----- Source records

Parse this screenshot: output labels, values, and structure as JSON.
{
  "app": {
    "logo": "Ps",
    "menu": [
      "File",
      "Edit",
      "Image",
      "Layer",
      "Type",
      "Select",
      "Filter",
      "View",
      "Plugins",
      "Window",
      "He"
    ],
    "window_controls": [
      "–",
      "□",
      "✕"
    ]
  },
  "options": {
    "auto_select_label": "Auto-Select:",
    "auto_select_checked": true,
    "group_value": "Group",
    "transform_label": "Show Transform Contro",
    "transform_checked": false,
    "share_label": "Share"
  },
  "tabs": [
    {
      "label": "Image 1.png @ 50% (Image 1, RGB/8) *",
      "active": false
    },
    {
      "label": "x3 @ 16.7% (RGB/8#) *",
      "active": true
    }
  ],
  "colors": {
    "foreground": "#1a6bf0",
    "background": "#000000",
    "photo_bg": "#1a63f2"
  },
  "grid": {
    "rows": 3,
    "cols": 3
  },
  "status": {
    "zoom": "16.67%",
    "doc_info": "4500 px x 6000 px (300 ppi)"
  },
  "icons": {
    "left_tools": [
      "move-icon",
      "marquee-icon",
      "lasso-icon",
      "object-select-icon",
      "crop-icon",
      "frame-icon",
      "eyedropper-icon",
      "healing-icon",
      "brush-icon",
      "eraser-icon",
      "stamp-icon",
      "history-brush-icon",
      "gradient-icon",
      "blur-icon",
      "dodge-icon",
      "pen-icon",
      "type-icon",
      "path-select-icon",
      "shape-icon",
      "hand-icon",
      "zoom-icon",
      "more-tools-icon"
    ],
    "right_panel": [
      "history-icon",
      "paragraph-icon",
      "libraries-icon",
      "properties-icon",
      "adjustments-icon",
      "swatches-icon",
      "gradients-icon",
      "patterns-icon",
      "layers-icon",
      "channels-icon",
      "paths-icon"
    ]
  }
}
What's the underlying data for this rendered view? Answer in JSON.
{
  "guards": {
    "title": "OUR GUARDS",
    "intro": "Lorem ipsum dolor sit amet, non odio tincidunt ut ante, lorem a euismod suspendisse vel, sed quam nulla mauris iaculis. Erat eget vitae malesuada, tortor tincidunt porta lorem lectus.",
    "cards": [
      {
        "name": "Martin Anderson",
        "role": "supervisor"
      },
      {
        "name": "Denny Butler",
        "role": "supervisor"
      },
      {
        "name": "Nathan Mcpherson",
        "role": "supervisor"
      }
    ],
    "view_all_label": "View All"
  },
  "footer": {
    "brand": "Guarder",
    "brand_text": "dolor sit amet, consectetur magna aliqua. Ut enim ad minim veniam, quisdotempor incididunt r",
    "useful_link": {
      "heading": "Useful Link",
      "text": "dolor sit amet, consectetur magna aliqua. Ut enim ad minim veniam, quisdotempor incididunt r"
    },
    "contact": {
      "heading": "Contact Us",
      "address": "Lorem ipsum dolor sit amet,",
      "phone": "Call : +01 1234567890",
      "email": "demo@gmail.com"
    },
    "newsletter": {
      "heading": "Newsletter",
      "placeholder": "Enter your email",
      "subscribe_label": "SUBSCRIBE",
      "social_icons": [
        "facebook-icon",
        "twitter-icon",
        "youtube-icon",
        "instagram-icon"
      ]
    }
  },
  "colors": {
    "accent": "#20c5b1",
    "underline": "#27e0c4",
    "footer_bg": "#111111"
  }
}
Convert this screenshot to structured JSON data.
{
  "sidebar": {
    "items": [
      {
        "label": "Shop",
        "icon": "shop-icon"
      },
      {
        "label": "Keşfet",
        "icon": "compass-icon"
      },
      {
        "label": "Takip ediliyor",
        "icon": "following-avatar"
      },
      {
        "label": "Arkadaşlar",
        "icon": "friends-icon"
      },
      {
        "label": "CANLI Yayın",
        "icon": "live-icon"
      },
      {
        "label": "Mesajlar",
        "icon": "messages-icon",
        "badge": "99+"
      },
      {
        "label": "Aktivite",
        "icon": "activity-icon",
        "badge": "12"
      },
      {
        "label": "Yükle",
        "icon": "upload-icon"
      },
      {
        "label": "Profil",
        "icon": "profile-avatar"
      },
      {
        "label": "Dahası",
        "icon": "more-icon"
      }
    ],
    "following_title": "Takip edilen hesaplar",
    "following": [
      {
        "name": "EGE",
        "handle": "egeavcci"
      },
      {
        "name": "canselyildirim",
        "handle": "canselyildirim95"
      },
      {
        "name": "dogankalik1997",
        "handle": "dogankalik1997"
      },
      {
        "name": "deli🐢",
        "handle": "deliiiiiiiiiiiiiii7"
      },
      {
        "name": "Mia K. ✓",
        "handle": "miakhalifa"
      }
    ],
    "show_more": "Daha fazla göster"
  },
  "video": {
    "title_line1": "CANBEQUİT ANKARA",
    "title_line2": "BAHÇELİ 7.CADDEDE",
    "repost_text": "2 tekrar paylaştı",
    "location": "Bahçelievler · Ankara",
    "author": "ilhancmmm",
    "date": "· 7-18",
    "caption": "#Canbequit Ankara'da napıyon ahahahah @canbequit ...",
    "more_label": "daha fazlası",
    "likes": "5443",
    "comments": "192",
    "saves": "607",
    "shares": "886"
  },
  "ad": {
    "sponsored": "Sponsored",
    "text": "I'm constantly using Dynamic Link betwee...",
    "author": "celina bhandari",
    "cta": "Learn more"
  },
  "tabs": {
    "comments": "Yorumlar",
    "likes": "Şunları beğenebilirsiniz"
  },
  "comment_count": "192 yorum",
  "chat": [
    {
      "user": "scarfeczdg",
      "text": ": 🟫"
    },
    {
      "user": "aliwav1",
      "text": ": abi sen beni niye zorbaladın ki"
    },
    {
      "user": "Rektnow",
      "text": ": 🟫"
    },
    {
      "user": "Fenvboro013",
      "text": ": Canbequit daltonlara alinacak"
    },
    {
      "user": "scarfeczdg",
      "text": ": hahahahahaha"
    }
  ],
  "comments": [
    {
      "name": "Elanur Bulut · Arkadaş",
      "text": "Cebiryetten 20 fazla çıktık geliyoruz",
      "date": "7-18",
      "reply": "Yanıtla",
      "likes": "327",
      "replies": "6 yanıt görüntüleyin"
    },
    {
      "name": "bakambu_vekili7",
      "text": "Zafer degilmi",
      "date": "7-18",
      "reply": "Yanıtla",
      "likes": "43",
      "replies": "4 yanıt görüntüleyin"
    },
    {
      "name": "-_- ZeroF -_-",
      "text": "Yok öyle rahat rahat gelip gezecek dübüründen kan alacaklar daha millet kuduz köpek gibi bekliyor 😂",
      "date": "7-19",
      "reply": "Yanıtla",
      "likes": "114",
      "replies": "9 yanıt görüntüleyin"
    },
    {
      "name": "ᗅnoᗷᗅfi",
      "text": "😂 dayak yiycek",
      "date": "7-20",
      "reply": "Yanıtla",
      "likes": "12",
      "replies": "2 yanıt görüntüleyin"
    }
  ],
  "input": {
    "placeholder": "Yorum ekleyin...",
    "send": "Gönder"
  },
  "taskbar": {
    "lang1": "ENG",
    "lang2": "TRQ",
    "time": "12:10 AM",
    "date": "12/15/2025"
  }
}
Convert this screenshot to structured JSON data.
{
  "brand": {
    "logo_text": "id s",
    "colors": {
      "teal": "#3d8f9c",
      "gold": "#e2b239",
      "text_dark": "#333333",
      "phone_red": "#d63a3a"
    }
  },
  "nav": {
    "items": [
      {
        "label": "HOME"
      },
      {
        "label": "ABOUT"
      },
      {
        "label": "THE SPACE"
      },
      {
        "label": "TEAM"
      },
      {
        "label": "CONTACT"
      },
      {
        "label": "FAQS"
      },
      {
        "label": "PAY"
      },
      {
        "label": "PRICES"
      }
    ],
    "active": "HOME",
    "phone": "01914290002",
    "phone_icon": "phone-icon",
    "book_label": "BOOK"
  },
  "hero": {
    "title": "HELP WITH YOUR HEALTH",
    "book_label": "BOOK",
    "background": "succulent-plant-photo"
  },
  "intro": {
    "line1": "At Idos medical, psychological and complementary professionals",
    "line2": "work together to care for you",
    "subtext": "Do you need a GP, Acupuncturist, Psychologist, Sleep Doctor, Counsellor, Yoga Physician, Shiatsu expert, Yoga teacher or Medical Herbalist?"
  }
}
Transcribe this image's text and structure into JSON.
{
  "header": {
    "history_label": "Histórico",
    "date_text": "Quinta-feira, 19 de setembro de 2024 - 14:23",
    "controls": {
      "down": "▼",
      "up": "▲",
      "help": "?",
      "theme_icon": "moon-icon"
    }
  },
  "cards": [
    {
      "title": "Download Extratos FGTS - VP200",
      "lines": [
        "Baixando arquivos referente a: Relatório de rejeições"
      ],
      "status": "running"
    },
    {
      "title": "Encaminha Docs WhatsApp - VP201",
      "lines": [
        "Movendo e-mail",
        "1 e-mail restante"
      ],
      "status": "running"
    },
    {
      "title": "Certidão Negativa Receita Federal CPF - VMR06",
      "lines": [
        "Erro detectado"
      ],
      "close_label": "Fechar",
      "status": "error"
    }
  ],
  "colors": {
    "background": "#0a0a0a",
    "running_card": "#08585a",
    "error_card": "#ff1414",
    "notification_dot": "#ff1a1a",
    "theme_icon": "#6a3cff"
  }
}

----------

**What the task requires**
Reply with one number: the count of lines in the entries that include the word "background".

**Answer to this exercise**
3